In short, China is unlikely to implode, but it will have to endure a period of at least one to two more years of economic adjustments, some of which could be painful.
Rest of Asia poised for a modest recovery
Where does this leave the rest of emerging Asia? India seems to be on a more positive trajectory now—since 2013, policymakers have brought inflation and the current-account deficit down sharply, making India much more resilient to external shocks. The Modi government is working on improving red tape and cleaning up India’s corrupt business environment—the work is not “sexy”, but the impact over time will be powerfully positive. India will grow by more than 7 percent over 2015-16.
Elsewhere in Asia, Indonesia, the region’s other giant, is making progress, though somewhat unsteadily at times. While growth has slowed over 2014-15 due to falling commodity prices, it is poised to recover in 2016 as its reformist president, Joko Widodo, gradually comes to grips with pushing out his reforms and his plans to tackle Indonesia’s woeful infrastructure. Vietnam is making a decent economic comeback and is likely to enjoy at least 6 percent growth. The Philippines, long discounted as a growth engine, is also performing well and should see 6 percent growth over the same period.
Long term: structural transformation continues
In other words, while there are real concerns about growth and external vulnerabilities, the overall balance is not a bad one for Asia’s cyclical prospects. Over the longer term, the positive drivers of economic transformation remain very much in evidence:
- First, urbanisation and youthful work forces in Southeast and South Asia remain powerful driving forces for economic growth. As people shift from rural to higher-value-adding urban economies, productivity improves and growth rises. Across the South Asian subcontinent and Southeast Asia (outside Thailand, the demographics of which are no longer a big positive), demographic factors will help sustain growth.
- Second, after a decade and a half of under-investing in infrastructure, Asia outside China is stepping up investment in power generation, ports, airports, mass transit systems and other urban overhead. This, too, will drive growth.
- Third, there is a new structure of competitiveness as China moves up the value chain, vacating considerable niches for poorer economies to fill in labour-intensive manufacturing. Vietnam, Cambodia and Bangladesh have benefited from this relocation of activity.
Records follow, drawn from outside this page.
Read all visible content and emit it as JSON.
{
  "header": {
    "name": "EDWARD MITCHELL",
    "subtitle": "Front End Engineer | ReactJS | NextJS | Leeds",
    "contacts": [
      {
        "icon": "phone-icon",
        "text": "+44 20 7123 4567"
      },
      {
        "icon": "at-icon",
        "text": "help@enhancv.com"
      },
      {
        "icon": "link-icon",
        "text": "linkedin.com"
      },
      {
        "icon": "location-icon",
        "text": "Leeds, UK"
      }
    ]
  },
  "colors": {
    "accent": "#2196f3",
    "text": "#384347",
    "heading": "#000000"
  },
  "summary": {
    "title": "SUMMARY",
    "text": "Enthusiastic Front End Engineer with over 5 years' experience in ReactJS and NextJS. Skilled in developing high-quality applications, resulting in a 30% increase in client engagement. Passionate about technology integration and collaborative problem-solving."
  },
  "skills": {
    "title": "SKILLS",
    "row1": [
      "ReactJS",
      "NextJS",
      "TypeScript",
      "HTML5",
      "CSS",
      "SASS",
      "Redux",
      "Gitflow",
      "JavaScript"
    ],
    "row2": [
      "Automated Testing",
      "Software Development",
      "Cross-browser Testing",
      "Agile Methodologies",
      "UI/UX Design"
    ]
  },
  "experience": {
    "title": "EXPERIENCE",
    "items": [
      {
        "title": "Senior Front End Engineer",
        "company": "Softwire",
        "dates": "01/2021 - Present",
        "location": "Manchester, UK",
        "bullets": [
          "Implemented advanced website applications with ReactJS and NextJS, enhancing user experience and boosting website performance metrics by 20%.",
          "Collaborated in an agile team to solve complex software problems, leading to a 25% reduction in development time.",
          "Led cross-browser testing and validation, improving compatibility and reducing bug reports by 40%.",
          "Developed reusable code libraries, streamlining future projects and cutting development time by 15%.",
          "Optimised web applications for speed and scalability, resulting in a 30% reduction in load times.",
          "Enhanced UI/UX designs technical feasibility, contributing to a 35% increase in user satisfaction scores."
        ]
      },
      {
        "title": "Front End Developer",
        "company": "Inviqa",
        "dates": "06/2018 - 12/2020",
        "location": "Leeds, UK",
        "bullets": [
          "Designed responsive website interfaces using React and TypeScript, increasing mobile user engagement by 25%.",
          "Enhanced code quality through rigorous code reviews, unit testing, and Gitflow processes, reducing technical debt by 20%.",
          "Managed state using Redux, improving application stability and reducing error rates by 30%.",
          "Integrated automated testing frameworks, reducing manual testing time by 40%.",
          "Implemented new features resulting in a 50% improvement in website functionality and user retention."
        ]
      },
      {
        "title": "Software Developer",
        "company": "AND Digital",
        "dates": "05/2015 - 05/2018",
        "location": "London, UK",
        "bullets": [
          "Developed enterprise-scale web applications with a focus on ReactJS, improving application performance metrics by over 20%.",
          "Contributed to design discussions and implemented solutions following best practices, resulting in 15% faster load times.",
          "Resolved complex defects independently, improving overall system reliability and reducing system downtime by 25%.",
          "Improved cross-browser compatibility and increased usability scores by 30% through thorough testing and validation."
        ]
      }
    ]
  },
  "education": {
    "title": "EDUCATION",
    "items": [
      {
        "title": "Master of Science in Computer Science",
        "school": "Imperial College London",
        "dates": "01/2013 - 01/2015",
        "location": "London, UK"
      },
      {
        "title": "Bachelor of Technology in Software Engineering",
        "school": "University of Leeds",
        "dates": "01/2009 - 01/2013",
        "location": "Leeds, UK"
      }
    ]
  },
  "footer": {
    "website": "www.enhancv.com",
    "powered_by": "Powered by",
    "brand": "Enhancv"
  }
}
- Fourth, although the pace is often disappointing, regional integration is gradually expanding and releasing synergies across the region. By the end of this year, the ASEAN (Association of Southeast Asian Nations) economies are committed to creating an ASEAN Economic Community that integrates its 650 million people and USD2.5 trillion gross domestic product into a single market. Other smaller scale integration projects, such as the Greater Mekong Subregion, have already taken shape.
Conclusion: Messy but more upside than downside
In essence, the Asian region is battling its demons, but the cycle is set to turn gradually in its favour. Over time, we are likely to see cyclical recovery followed by continued structural transformation.